■ PROBLEM STATEMENT
Leaving out every image, restate all the records word for word.

■ DATA
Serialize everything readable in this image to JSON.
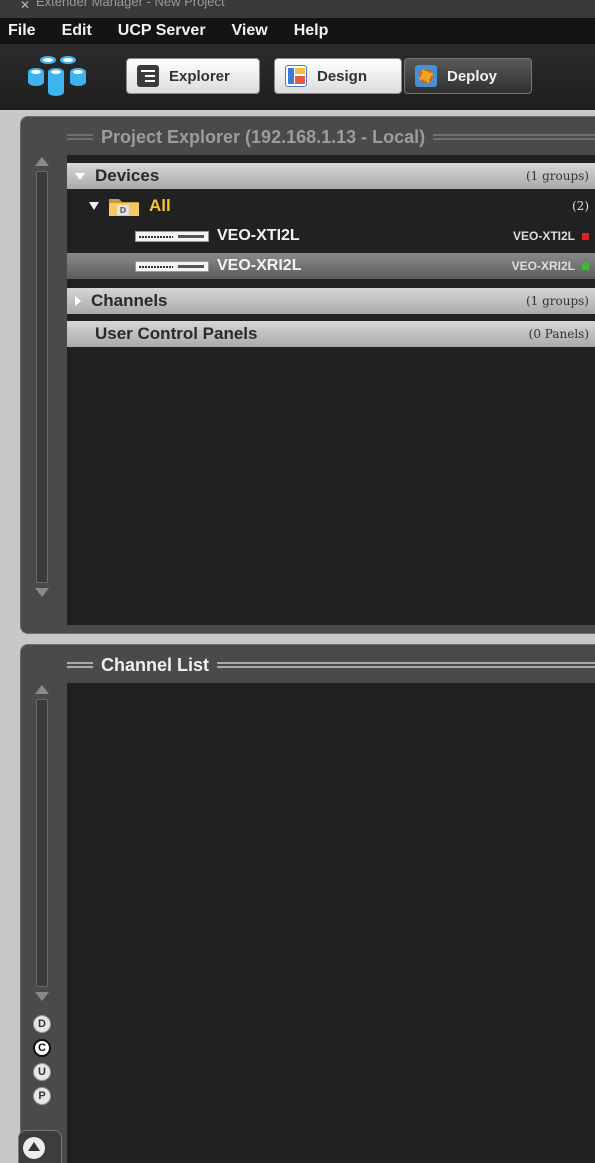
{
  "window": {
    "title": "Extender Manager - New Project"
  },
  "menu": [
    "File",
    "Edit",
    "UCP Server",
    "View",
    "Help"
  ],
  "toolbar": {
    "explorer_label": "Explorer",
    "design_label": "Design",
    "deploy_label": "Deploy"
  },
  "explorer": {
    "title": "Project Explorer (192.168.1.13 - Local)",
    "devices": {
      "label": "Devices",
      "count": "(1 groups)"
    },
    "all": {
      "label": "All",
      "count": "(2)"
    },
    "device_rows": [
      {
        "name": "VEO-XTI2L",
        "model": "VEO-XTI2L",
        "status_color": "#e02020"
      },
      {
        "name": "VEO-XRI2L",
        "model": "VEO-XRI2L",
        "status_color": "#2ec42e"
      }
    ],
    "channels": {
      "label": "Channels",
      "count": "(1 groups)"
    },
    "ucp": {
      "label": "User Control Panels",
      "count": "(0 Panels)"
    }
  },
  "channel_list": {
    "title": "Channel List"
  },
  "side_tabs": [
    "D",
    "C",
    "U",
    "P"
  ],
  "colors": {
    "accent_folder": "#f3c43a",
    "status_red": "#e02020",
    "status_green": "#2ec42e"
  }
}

■ RESULT OF THE TASK
Serialize everything readable in this image to JSON.
{
  "window": {
    "title": "Extender Manager - New Project"
  },
  "menu": [
    "File",
    "Edit",
    "UCP Server",
    "View",
    "Help"
  ],
  "toolbar": {
    "explorer_label": "Explorer",
    "design_label": "Design",
    "deploy_label": "Deploy"
  },
  "explorer": {
    "title": "Project Explorer (192.168.1.13 - Local)",
    "devices": {
      "label": "Devices",
      "count": "(1 groups)"
    },
    "all": {
      "label": "All",
      "count": "(2)"
    },
    "device_rows": [
      {
        "name": "VEO-XTI2L",
        "model": "VEO-XTI2L",
        "status_color": "#e02020"
      },
      {
        "name": "VEO-XRI2L",
        "model": "VEO-XRI2L",
        "status_color": "#2ec42e"
      }
    ],
    "channels": {
      "label": "Channels",
      "count": "(1 groups)"
    },
    "ucp": {
      "label": "User Control Panels",
      "count": "(0 Panels)"
    }
  },
  "channel_list": {
    "title": "Channel List"
  },
  "side_tabs": [
    "D",
    "C",
    "U",
    "P"
  ],
  "colors": {
    "accent_folder": "#f3c43a",
    "status_red": "#e02020",
    "status_green": "#2ec42e"
  }
}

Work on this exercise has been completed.